From a practical perspective, frequent confession—weekly if possible—can be a great help in conforming our will to the will of the Holy Spirit that dwells within us.  Another great help is the practice of "mortification" or self-denial.  "Mortification" means "putting to death," and the concept comes from St. Paul:
Rom 8:13 If you live according to the flesh you will die, but if by the Spirit you put to death the deeds of the body you will live.  14 For all who are led by the Spirit of God are sons of God.
"Mortification" is the "putting to death the deeds of the body" through acts of self-denial.

Fasting is the best-known and most obvious form of "mortification," and it seems that fasting is making a comeback at least in some areas within the Church.  Fasting only on water is difficult to start with; many may want to begin by fasting on bread and water at first, or on liquids while abstaining from solid food.

St. Josemaria Escriva was a great advocate of the "small mortification": skipping sugar in one's tea, skipping butter on one's bread, getting up right when the alarm rings, sitting up straight in one's chair, etc.  He encourage Catholics to practice small mortifications throughout the day.  They had the advantage that they could not lead to pride, because they were so small.  Yet they still were real tests of the will, helping Christians to learn to say "No" to self and "Yes" to the Spirit.

The Old Testament prophets also cultivated openness to the Spirit of God within them through the practice of self-denial or mortification—so we see Elijah living in the wilderness and wearing coarse clothing (camel's hair and leather).  We now share the prophetic role in Christ, and the practice of mortification helps open us to the Spirit that has been given to "all the people of the LORD," as Moses once desired.

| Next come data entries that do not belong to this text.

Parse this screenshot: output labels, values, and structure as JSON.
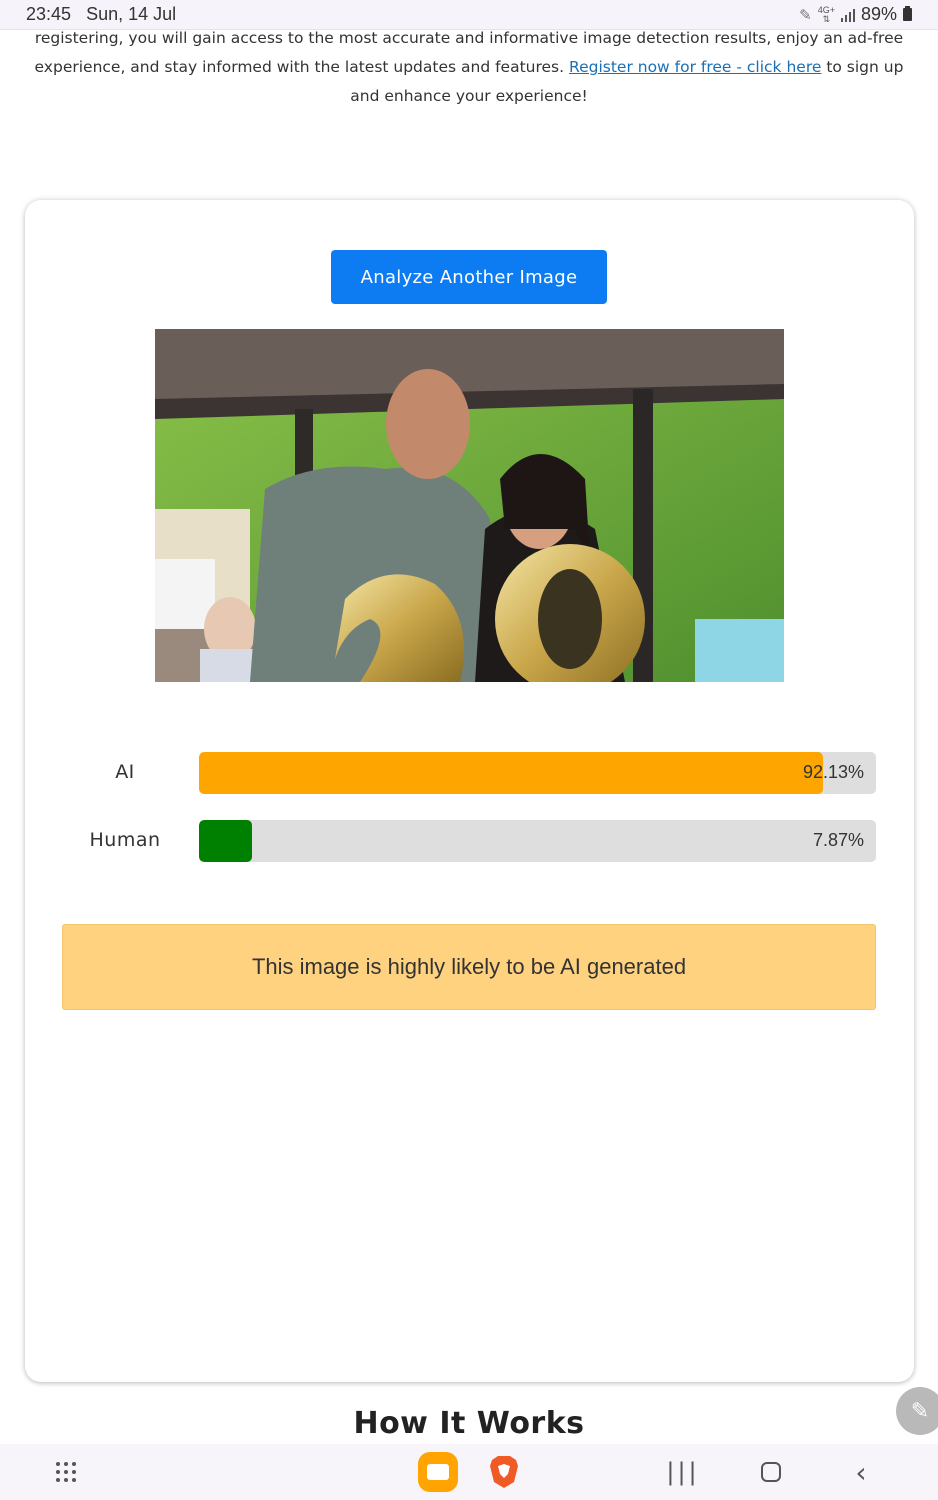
{
  "status_bar": {
    "time": "23:45",
    "date": "Sun, 14 Jul",
    "network": "4G+",
    "battery": "89%"
  },
  "intro": {
    "text_before": "registering, you will gain access to the most accurate and informative image detection results, enjoy an ad-free experience, and stay informed with the latest updates and features. ",
    "link_text": "Register now for free - click here",
    "text_after": " to sign up and enhance your experience!"
  },
  "card": {
    "analyze_button": "Analyze Another Image",
    "results": [
      {
        "label": "AI",
        "value_text": "92.13%",
        "percent": 92.13,
        "color": "#ffa500"
      },
      {
        "label": "Human",
        "value_text": "7.87%",
        "percent": 7.87,
        "color": "#008000"
      }
    ],
    "verdict": "This image is highly likely to be AI generated"
  },
  "section_title": "How It Works",
  "colors": {
    "accent_blue": "#0d7cf2",
    "verdict_bg": "#ffd27f",
    "link": "#1a6fb5"
  },
  "icons": {
    "status": [
      "pencil-icon",
      "network-icon",
      "signal-icon",
      "battery-icon"
    ],
    "nav": [
      "apps-grid-icon",
      "files-app-icon",
      "brave-browser-icon",
      "recents-icon",
      "home-icon",
      "back-icon"
    ],
    "fab": "edit-icon"
  }
}
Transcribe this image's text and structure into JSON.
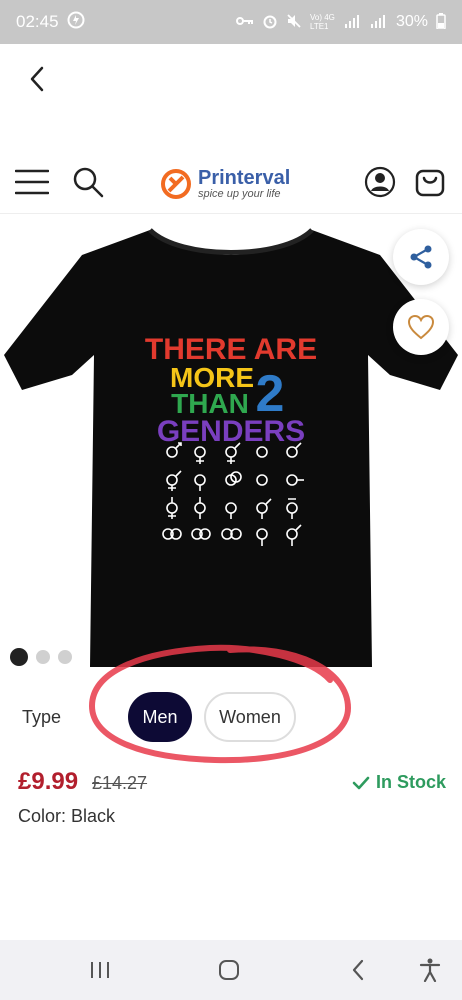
{
  "status_bar": {
    "time": "02:45",
    "network": "Vo) 4G LTE1",
    "battery": "30%"
  },
  "header": {
    "brand": "Printerval",
    "tagline": "spice up your life"
  },
  "product": {
    "shirt_text_lines": [
      "THERE ARE",
      "MORE",
      "THAN",
      "GENDERS"
    ],
    "shirt_number": "2",
    "image_dots": 3,
    "active_dot": 0
  },
  "type_selector": {
    "label": "Type",
    "options": [
      "Men",
      "Women"
    ],
    "selected": "Men"
  },
  "pricing": {
    "price": "£9.99",
    "old_price": "£14.27",
    "stock": "In Stock"
  },
  "color": {
    "label": "Color:",
    "value": "Black"
  },
  "colors": {
    "status_bar_bg": "#c7c7c7",
    "selected_option_bg": "#0d0a35",
    "price": "#b21f2d",
    "stock": "#2e9b5e",
    "annotation": "#e83a4a"
  }
}
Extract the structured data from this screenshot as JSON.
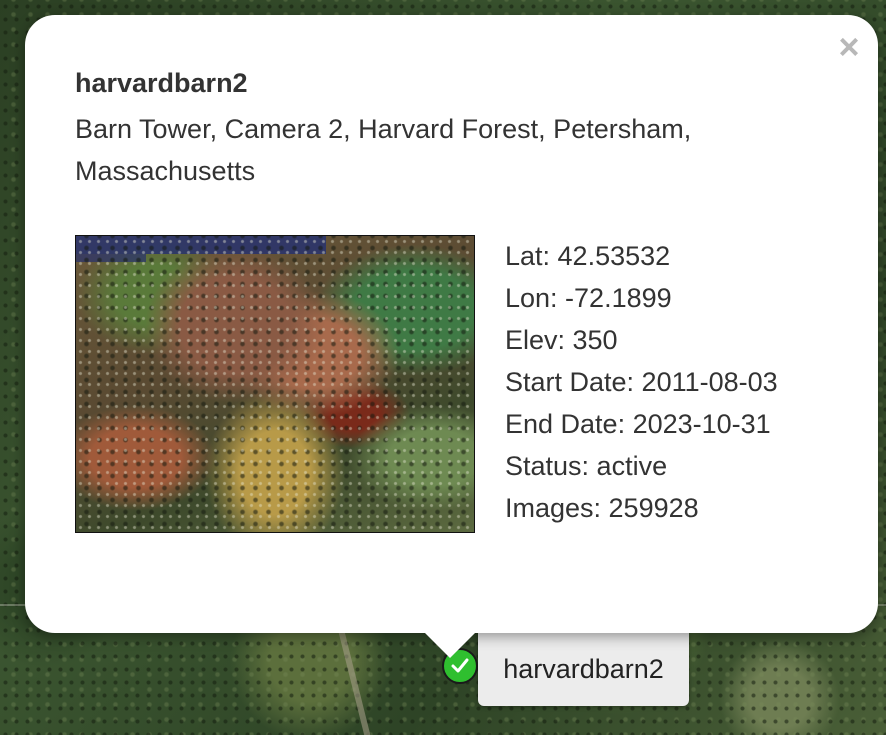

5 comments:

Kenneth James said...

Thanks Dr.Bergsma : )

thedivinelamp said...

Dr. Bergsma, as always, excellent reflections. I also have enjoyed the talks you and your fellow PhD. sidekicks have posted at the St Paul's Center. Could you (or Dr.'s Pitre or Barber for that matter) recommend a book or two dealing with the narrative structure or unity of the Pentateuch? Also, with the lectionary cycle of Luke looming, could one of you three recommend a good, recent commentary or two? Thanks.

John Bergsma said...

thedivinelamp: Brant and Michael will be able to recommend something on Luke. On the Pentateuch, definitely get John H. Sailhamer, The Pentateuch as Narrative (Zondervan), and Gary Rendsburg, The Structure of Genesis (Eisenbrauns). Rendsburg's book (the title might be slightly different) is available online as a pdf if you search for it. Umberto Cassuto, Robert Alter, and H.C. Brichto also have excellent works on the Pentateuch that analyze it's narrative-literary structure.

thedivinelamp said...

Thanks, Doc. I'm familiar with some of Alter's works so I'm likely to get his volume. I took a sneak peek at Sailhamer's work via Amazon and it looks very interesting.

John Bergsma said...

I should also mention Meir Sternberg as another famous Jewish narrative analyst ("The Poetics of Biblical Narrative").